** Opening GIVEN RECORDS block **
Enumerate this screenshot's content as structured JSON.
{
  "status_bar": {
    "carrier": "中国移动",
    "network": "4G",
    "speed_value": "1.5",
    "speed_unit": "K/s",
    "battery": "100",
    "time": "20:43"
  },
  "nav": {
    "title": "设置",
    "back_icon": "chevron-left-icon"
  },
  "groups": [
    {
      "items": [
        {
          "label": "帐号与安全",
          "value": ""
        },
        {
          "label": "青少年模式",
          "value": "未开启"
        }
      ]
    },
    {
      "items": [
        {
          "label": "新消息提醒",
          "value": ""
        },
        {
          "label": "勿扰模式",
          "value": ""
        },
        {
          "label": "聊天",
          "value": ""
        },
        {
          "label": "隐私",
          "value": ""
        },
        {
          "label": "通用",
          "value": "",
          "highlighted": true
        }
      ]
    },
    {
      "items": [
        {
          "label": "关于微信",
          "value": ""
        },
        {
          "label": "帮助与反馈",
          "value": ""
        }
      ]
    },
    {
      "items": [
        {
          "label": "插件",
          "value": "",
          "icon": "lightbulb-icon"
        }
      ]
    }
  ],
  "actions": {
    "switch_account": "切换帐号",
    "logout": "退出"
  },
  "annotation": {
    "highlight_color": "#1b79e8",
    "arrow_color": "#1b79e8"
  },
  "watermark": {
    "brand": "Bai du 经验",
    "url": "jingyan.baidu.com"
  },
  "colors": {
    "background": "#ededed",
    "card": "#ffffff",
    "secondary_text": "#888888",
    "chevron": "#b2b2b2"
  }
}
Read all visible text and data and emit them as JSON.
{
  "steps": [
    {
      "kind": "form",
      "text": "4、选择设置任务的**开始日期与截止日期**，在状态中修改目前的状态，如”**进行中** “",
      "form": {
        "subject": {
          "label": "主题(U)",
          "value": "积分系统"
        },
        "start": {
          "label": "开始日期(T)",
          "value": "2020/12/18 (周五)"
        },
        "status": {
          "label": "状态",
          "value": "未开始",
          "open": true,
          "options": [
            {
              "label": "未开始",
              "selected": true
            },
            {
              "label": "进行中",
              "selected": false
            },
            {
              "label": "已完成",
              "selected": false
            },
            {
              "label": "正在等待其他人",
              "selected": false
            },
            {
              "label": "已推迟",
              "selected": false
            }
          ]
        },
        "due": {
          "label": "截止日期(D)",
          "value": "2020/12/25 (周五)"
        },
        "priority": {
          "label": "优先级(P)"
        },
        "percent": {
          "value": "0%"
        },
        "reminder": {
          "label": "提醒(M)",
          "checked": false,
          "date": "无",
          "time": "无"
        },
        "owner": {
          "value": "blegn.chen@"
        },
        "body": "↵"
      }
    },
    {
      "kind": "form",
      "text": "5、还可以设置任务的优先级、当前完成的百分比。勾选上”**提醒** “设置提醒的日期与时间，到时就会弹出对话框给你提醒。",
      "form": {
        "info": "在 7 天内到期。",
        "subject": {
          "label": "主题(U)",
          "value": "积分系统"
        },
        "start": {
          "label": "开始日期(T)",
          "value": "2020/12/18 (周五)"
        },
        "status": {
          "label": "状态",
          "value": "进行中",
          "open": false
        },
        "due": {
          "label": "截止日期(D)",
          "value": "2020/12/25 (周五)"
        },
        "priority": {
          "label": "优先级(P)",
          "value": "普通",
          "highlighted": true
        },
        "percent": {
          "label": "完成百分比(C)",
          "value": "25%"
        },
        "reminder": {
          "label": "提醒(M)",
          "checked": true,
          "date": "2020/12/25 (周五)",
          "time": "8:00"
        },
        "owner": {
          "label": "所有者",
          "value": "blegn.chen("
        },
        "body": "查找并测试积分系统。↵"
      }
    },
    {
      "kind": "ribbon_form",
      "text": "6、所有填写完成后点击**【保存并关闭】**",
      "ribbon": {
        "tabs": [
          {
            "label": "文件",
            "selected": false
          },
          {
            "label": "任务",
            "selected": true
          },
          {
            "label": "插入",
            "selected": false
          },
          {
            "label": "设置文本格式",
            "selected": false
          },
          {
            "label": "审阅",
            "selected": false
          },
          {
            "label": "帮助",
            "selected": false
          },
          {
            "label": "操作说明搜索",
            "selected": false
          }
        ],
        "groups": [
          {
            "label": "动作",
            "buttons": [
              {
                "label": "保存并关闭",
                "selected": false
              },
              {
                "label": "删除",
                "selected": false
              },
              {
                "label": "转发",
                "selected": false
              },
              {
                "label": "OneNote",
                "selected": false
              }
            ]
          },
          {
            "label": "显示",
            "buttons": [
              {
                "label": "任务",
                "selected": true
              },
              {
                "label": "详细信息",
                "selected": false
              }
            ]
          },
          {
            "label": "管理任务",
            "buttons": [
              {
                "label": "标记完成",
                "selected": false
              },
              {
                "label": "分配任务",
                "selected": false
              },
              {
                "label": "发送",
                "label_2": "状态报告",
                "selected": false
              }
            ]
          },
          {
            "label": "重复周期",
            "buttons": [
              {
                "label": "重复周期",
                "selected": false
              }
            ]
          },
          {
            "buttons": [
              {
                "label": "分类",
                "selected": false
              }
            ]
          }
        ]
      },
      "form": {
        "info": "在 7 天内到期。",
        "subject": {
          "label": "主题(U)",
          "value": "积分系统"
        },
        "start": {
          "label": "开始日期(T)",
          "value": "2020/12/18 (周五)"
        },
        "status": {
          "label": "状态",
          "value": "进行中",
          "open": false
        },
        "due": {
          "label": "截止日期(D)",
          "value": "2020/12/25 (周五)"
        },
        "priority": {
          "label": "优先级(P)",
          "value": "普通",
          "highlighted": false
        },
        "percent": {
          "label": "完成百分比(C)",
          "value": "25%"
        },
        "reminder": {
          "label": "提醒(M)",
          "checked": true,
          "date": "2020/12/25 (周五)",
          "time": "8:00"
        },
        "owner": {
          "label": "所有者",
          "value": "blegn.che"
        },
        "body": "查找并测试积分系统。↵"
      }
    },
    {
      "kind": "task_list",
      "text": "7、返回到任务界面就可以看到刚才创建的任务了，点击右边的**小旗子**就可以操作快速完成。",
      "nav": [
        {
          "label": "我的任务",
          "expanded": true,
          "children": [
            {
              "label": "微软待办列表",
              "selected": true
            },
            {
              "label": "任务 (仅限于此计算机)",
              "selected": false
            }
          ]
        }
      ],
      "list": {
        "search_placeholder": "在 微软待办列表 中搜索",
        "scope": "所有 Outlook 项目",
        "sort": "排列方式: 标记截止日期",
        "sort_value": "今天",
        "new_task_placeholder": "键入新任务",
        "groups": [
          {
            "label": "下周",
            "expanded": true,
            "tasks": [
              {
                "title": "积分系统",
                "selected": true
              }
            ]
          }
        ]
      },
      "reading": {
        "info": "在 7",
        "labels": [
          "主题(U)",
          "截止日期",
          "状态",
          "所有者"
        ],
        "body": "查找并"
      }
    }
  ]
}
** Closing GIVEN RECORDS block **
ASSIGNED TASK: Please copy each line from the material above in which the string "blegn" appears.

SOLUTION TO THE PROBLEM:
          "value": "blegn.chen@"
          "value": "blegn.chen("
          "value": "blegn.che"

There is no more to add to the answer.